In this series of posts, the person or company seeking the Freezing Order is referred to as the Applicant and the person or company subject to the Freezing Order is referred to as the Respondent.
Even if there are no grounds to have a Freezing Order discharged (something discussed in other forthcoming posts in this series), there may be legitimate reasons to vary the terms of the Freezing Order. A variation can either be agreed by consent between the parties to the litigation or, alternatively in the event that the Applicant’s solicitors refuse to agree the variation by consent, a Respondent can do so by making an application to court.
Common grounds for seeking the variation of the terms of a Freezing Order include the following:
The Order is oppressive and the Respondent is unable to pay living, legal or business expenses.
A Respondent is always entitled to have sufficient money to pay reasonable living costs and legal or business expenses. It is common for a Respondent to seek an increase in the allowance given in the Order for either living expenses or legal costs.
Commonly, a sum of £500 a week is provided for in the terms of a Freezing Order in respect of living expenses. However, the Respondent will need to assess whether this amount is appropriate for his/her reasonable living expenses and whether or not an increase should be sought. In order to seek a variation of the living allowances figure, it will be necessary to show what the Respondent’s normal expenditure is, by reference to bank statements and / or facility / loan documents etc. Of course, there may be a number of reasons why a Respondent would not want an Applicant having access to such information. However, it is not uncommon for the Respondent to have to provide full details of his/her financial position in accordance with the provision of information sections contained within the usual Freezing Order itself.
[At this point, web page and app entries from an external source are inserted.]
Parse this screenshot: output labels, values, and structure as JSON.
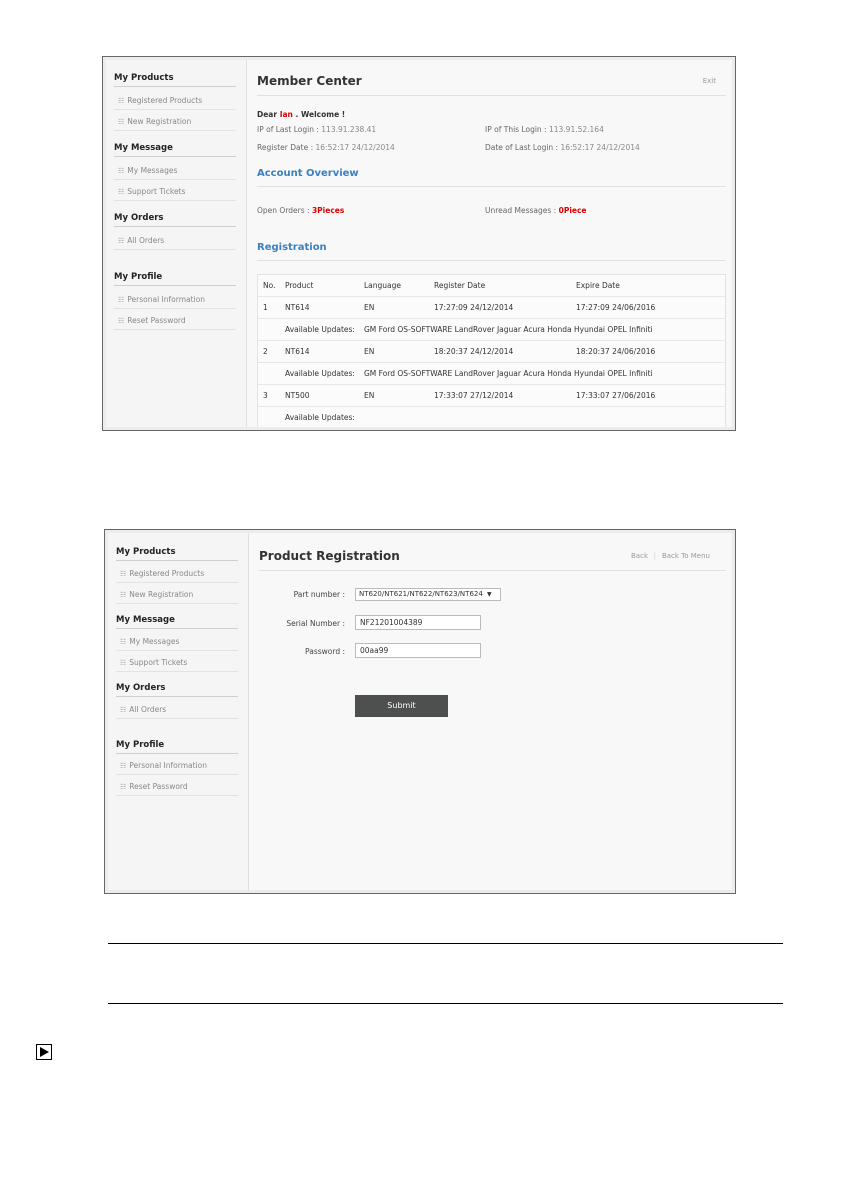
{
  "screen1": {
    "sidebar": {
      "sections": [
        {
          "title": "My Products",
          "items": [
            "Registered Products",
            "New Registration"
          ]
        },
        {
          "title": "My Message",
          "items": [
            "My Messages",
            "Support Tickets"
          ]
        },
        {
          "title": "My Orders",
          "items": [
            "All Orders"
          ]
        },
        {
          "title": "My Profile",
          "items": [
            "Personal Information",
            "Reset Password"
          ]
        }
      ]
    },
    "title": "Member Center",
    "exit_label": "Exit",
    "greeting_prefix": "Dear",
    "user_name": "Ian",
    "greeting_suffix": ". Welcome !",
    "ip_last_label": "IP of Last Login :",
    "ip_last_value": "113.91.238.41",
    "ip_this_label": "IP of This Login :",
    "ip_this_value": "113.91.52.164",
    "register_date_label": "Register Date :",
    "register_date_value": "16:52:17 24/12/2014",
    "last_login_label": "Date of Last Login :",
    "last_login_value": "16:52:17 24/12/2014",
    "account_overview_title": "Account Overview",
    "open_orders_label": "Open Orders :",
    "open_orders_value": "3Pieces",
    "unread_label": "Unread Messages :",
    "unread_value": "0Piece",
    "registration_title": "Registration",
    "table": {
      "headers": [
        "No.",
        "Product",
        "Language",
        "Register Date",
        "Expire Date"
      ],
      "updates_label": "Available Updates:",
      "rows": [
        {
          "no": "1",
          "product": "NT614",
          "language": "EN",
          "register": "17:27:09 24/12/2014",
          "expire": "17:27:09 24/06/2016",
          "updates": "GM Ford OS-SOFTWARE LandRover Jaguar Acura Honda Hyundai OPEL Infiniti"
        },
        {
          "no": "2",
          "product": "NT614",
          "language": "EN",
          "register": "18:20:37 24/12/2014",
          "expire": "18:20:37 24/06/2016",
          "updates": "GM Ford OS-SOFTWARE LandRover Jaguar Acura Honda Hyundai OPEL Infiniti"
        },
        {
          "no": "3",
          "product": "NT500",
          "language": "EN",
          "register": "17:33:07 27/12/2014",
          "expire": "17:33:07 27/06/2016",
          "updates": ""
        }
      ]
    }
  },
  "screen2": {
    "sidebar": {
      "sections": [
        {
          "title": "My Products",
          "items": [
            "Registered Products",
            "New Registration"
          ]
        },
        {
          "title": "My Message",
          "items": [
            "My Messages",
            "Support Tickets"
          ]
        },
        {
          "title": "My Orders",
          "items": [
            "All Orders"
          ]
        },
        {
          "title": "My Profile",
          "items": [
            "Personal Information",
            "Reset Password"
          ]
        }
      ]
    },
    "title": "Product Registration",
    "back_label": "Back",
    "back_menu_label": "Back To Menu",
    "separator": "|",
    "part_number_label": "Part number :",
    "part_number_value": "NT620/NT621/NT622/NT623/NT624",
    "serial_label": "Serial Number :",
    "serial_value": "NF21201004389",
    "password_label": "Password :",
    "password_value": "00aa99",
    "submit_label": "Submit"
  },
  "icons": {
    "list": "☷",
    "play": "▶"
  }
}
Furthermore, if the Freezing Order does not support a proprietary claim to the frozen assets (i.e. specifically targeting the assets - see our booklet titled “Freezing Orders –A Practical Guide” then the Court will normally allow a Respondent to use his assets for ordinary living expenses together with reasonable, legal and business expenses.
However, if the Applicant claims a proprietary right to the frozen assets (i.e. the Applicant claims the rights to a specific asset such as a house purchased with allegedly stolen money), the Court is unlikely to vary the terms of the Freezing Order unless the Respondent can show three things:
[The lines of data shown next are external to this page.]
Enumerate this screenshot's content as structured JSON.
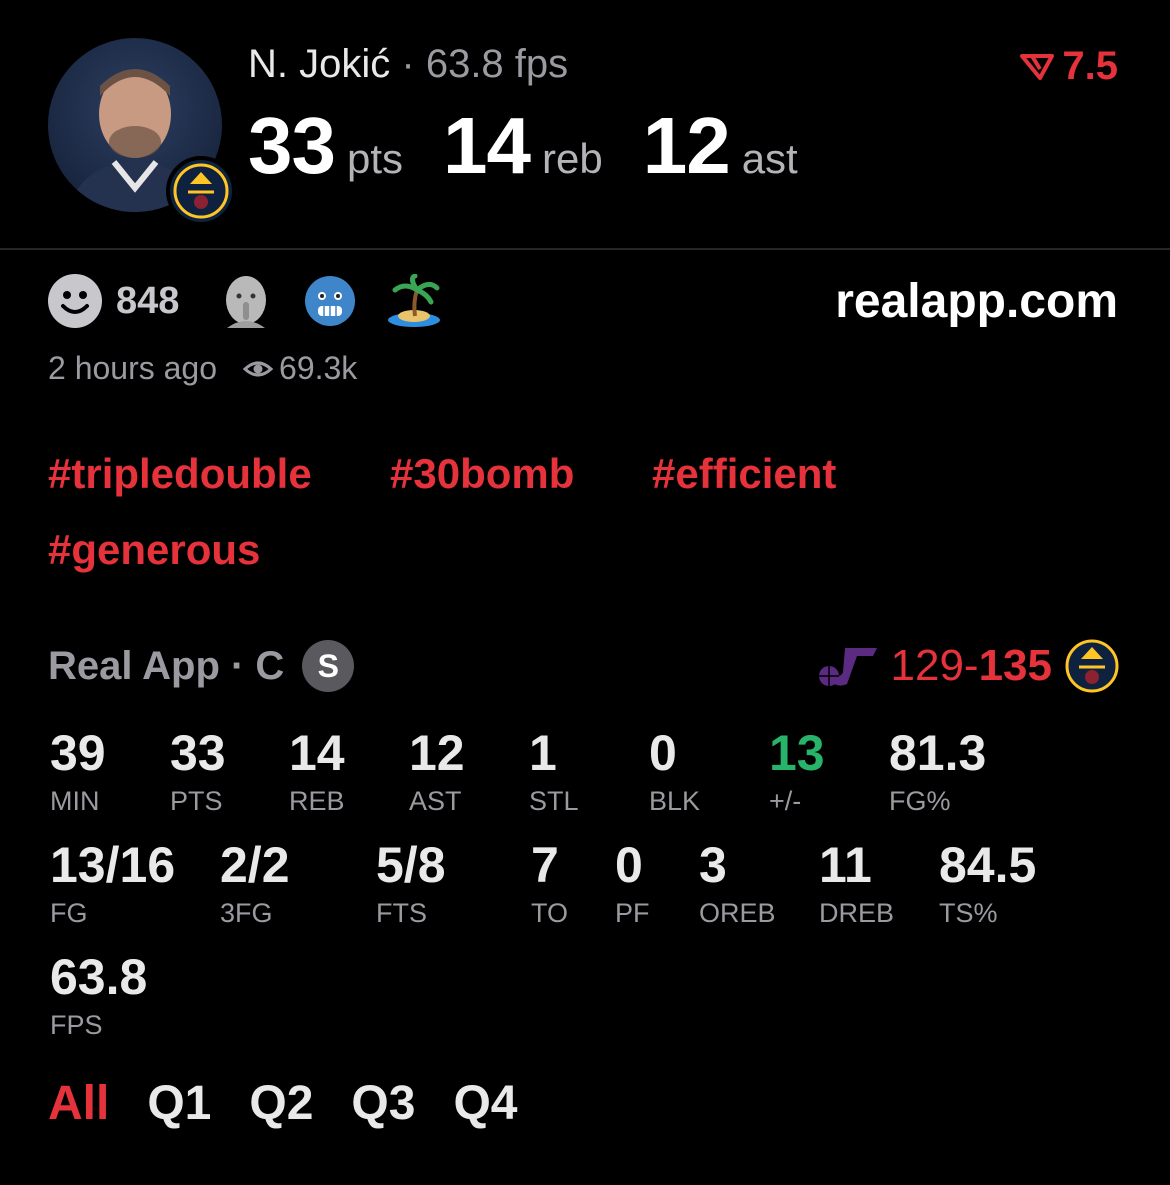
{
  "player": {
    "name": "N. Jokić",
    "separator": "·",
    "fps_label": "63.8 fps",
    "headline_stats": [
      {
        "value": "33",
        "unit": "pts"
      },
      {
        "value": "14",
        "unit": "reb"
      },
      {
        "value": "12",
        "unit": "ast"
      }
    ],
    "rating": "7.5"
  },
  "reactions": {
    "count": "848",
    "emojis": [
      "shushing-face-emoji",
      "cold-face-emoji",
      "island-emoji"
    ]
  },
  "site": "realapp.com",
  "meta": {
    "time": "2 hours ago",
    "views": "69.3k"
  },
  "tags": [
    "#tripledouble",
    "#30bomb",
    "#efficient",
    "#generous"
  ],
  "game": {
    "source": "Real App · C",
    "badge": "S",
    "away_score": "129-",
    "home_score": "135"
  },
  "stats": [
    {
      "value": "39",
      "label": "MIN"
    },
    {
      "value": "33",
      "label": "PTS"
    },
    {
      "value": "14",
      "label": "REB"
    },
    {
      "value": "12",
      "label": "AST"
    },
    {
      "value": "1",
      "label": "STL"
    },
    {
      "value": "0",
      "label": "BLK"
    },
    {
      "value": "13",
      "label": "+/-"
    },
    {
      "value": "81.3",
      "label": "FG%"
    },
    {
      "value": "13/16",
      "label": "FG"
    },
    {
      "value": "2/2",
      "label": "3FG"
    },
    {
      "value": "5/8",
      "label": "FTS"
    },
    {
      "value": "7",
      "label": "TO"
    },
    {
      "value": "0",
      "label": "PF"
    },
    {
      "value": "3",
      "label": "OREB"
    },
    {
      "value": "11",
      "label": "DREB"
    },
    {
      "value": "84.5",
      "label": "TS%"
    },
    {
      "value": "63.8",
      "label": "FPS"
    }
  ],
  "quarters": [
    "All",
    "Q1",
    "Q2",
    "Q3",
    "Q4"
  ],
  "colors": {
    "accent": "#e5323b",
    "positive": "#27b36a",
    "background": "#000000"
  }
}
(i) There are no other assets available at all;
(ii) He has a good defence to the claim / or a reasonable prospect of success; or
(iii) He is entitled to the funds in question.
It is always sensible to consider all issues relating to an application to vary the term of a Freezing Order at an early stage. The Courts generally do not like it if a Respondent returns to Court more than once to seek to vary the terms of a Freezing Order.